Record and report comments for each theme (verbatim responses or quotes may be preferred) and count the number of respondents who mentioned each theme. This is a good indicator of the importance of a particular theme to participants. In addition, be sure to note the passion and strength of respondents’ comments, which is likewise important.

Comparing the Data

Compare quantitative data with qualitative data or vice versa to see if they reinforce one another or raise new questions. Do any of the qualitative data shed additional insight into why the problem exists or who experiences it?


Analyzing the data you collected during the assessment process will help you answer a key question: “Why are substance misuse and abuse happening here?” This may help you select strategies that get to the unique root causes of substance misuse and abuse in your community.

TASK 5: Develop Your Problem(s) Statement

Crafting a clear problem statement will help you focus on where to build capacity and how to measure outcomes and plan for sustainability. Interventions without a clearly articulated problem statement may lose steam over time; it’s also difficult to know whether they have made a difference. Communities should use their data about consumption, consequences, readiness, and resources to frame their problem statement in specific terms.

A good problem statement will meet each of the following criteria:

  • Identify one issue or problem at a time
  • Avoid blame (e.g., say, “Young people do not have enough positive activities” rather than, “The kids here have nothing to do and are troublemakers”)
  • Avoid naming specific solutions (e.g., say, “Young people in our neighborhood are getting into trouble during after-school hours” rather than “We don’t have a youth center”)
  • Identify outcomes that are specific enough to be measurable
  • Reflect community concerns as heard during the assessment process

Examples of good problem statements:
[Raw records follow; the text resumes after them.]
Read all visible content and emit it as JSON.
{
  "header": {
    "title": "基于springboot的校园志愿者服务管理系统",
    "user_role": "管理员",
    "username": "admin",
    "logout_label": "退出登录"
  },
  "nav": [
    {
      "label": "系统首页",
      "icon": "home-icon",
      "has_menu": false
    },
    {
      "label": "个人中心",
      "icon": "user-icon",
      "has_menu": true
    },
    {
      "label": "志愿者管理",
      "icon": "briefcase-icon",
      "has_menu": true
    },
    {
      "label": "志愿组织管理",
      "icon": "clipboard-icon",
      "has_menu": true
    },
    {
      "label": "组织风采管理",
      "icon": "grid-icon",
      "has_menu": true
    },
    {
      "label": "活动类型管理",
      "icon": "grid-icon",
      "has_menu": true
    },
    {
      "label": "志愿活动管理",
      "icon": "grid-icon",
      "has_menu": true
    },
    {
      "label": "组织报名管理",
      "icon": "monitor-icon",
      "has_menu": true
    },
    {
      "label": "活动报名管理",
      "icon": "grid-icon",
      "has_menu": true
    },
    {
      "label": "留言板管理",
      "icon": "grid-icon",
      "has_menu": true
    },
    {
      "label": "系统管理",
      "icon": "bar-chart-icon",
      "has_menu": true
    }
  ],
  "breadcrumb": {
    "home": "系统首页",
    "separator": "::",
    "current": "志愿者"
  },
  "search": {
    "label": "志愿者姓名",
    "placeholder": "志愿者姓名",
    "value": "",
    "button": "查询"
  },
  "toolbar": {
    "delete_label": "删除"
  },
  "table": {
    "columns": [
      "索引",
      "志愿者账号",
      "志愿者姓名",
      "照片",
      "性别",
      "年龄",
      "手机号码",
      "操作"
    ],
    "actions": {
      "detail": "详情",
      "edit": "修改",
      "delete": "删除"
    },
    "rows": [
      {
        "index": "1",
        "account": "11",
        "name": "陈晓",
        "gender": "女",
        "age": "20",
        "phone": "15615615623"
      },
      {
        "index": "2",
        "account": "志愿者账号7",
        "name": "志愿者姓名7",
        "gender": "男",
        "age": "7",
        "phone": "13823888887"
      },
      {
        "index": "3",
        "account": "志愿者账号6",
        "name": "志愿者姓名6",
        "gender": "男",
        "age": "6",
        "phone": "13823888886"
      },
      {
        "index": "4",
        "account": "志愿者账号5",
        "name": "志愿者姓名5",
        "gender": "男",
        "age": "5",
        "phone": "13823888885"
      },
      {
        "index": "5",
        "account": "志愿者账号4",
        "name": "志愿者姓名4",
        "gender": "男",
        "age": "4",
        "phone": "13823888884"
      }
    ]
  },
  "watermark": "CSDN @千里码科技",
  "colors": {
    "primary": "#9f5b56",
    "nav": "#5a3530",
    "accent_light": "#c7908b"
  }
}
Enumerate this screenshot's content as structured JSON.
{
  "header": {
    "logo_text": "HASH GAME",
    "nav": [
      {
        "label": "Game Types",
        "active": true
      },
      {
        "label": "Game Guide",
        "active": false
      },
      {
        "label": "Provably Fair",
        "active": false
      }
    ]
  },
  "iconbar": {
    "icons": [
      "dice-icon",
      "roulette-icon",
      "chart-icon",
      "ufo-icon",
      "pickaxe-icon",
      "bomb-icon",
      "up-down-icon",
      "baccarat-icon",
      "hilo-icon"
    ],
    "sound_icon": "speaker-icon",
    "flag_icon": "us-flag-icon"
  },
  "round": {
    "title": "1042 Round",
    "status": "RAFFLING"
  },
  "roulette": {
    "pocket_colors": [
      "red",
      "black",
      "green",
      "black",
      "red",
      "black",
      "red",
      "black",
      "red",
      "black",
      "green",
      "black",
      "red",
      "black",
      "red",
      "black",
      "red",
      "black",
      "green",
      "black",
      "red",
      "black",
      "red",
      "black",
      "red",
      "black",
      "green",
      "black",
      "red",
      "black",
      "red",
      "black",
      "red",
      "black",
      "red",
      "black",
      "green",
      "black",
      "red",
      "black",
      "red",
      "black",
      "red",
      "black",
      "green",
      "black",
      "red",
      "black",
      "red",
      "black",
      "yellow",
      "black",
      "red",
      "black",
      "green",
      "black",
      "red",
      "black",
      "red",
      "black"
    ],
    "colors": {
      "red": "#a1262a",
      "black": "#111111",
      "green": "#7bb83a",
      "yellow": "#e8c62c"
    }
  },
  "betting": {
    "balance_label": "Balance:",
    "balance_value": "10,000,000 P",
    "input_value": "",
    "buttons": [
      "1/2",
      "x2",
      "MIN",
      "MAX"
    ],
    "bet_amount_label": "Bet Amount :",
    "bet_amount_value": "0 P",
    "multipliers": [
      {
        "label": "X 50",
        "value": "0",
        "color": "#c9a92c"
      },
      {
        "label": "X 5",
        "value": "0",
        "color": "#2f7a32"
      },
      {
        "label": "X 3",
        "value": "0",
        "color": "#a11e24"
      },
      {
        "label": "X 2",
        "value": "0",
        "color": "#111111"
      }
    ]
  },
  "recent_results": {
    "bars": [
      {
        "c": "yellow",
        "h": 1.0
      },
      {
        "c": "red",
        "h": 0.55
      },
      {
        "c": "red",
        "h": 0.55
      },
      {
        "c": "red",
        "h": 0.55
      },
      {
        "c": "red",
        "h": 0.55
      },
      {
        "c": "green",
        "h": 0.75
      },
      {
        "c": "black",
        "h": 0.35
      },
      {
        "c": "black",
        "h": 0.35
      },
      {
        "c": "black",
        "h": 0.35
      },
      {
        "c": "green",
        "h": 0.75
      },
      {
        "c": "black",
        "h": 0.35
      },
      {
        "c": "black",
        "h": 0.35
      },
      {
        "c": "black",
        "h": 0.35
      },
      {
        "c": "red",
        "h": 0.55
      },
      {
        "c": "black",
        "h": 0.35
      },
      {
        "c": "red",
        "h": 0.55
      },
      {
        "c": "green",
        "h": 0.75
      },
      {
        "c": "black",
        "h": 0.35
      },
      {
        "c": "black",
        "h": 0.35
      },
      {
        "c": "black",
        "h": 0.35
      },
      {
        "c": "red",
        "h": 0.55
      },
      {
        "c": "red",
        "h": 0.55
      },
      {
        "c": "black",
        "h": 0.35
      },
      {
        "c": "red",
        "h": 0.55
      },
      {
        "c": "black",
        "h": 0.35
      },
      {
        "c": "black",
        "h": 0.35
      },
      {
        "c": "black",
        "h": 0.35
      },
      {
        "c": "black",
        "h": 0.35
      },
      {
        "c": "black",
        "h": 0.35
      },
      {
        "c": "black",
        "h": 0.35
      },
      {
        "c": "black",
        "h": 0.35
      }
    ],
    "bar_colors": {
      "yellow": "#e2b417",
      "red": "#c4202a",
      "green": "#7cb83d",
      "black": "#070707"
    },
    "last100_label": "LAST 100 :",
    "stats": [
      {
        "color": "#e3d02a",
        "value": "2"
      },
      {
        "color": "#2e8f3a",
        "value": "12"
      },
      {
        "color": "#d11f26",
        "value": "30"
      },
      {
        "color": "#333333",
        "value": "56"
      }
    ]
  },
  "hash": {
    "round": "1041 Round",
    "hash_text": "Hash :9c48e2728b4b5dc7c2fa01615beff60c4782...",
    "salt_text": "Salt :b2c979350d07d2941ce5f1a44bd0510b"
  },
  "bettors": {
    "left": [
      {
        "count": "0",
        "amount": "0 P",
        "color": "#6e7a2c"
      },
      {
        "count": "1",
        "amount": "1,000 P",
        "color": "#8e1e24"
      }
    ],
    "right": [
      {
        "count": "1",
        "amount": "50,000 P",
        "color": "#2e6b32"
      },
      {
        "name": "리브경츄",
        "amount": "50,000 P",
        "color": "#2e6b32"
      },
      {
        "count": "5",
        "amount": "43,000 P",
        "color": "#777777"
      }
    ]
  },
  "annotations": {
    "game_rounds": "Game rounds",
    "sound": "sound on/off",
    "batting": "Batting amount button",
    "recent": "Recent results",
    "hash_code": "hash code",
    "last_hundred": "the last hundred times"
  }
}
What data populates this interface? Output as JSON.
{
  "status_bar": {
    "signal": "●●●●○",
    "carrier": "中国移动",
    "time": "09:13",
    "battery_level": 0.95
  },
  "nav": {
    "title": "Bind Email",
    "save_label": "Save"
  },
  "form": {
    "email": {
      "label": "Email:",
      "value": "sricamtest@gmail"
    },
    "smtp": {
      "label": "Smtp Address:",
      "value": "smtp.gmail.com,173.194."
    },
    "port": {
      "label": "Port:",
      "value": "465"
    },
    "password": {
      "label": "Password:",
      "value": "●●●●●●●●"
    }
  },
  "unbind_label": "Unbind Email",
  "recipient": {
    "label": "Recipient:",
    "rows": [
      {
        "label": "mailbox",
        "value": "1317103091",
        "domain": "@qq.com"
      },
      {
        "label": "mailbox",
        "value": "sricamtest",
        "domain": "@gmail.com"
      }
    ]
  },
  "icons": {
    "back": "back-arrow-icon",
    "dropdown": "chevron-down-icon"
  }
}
  • Too many college freshmen in our community (22%) report binge drinking on a regular basis (weekly)
  • Too many eighth-graders (15%) in our town report trying alcohol for the first time

Some communities find that they need to develop more than one problem statement. For example, you may need to develop a problem statement that addresses an issue related to consumption and one that addresses an issue related to consequences.

When you develop your problem statement, be sure to describe what actually exists that is problematic, rather than what is lacking.

Example: A problem statement that reads “Teachers lack training on how to address students drinking in school” assumes that addressing this lack by offering training alone will solve the problem. In reality, many factors may also contribute to the problem.

A better statement might be, “The number of high school students who are misusing alcohol is higher than the national average.”

Defining a problem simply as a lack of something will narrow your planning focus and direct energy and resources to strategies that are not likely to be sufficient on their own, while other important factors are missed.

Keeping the focus on the priority behaviors, consequences, and/or underlying intervening variables at this stage in the planning process will help you select a comprehensive array of strategies that will be more effective in addressing the problems you have identified.

TASK 6: Gauge Your Groups Cultural Competence

Step 1 is a good time to find out how your group is currently functioning in regard to cultural competence. The following questions can help you assess your group’s strengths and weaknesses in this area:30

  • Does your community assessment include information about the major cultural groups in your community?
  • Do members of diverse group(s) assist in the analysis and interpretation of your data?
  • Does your organization or coalition engage all sectors of the community in community-wide prevention efforts?
  • Are all groups adequately represented or “at the table”?
  • Do your organizational plans incorporate cultural competence concepts?


More information on cultural competence is available here.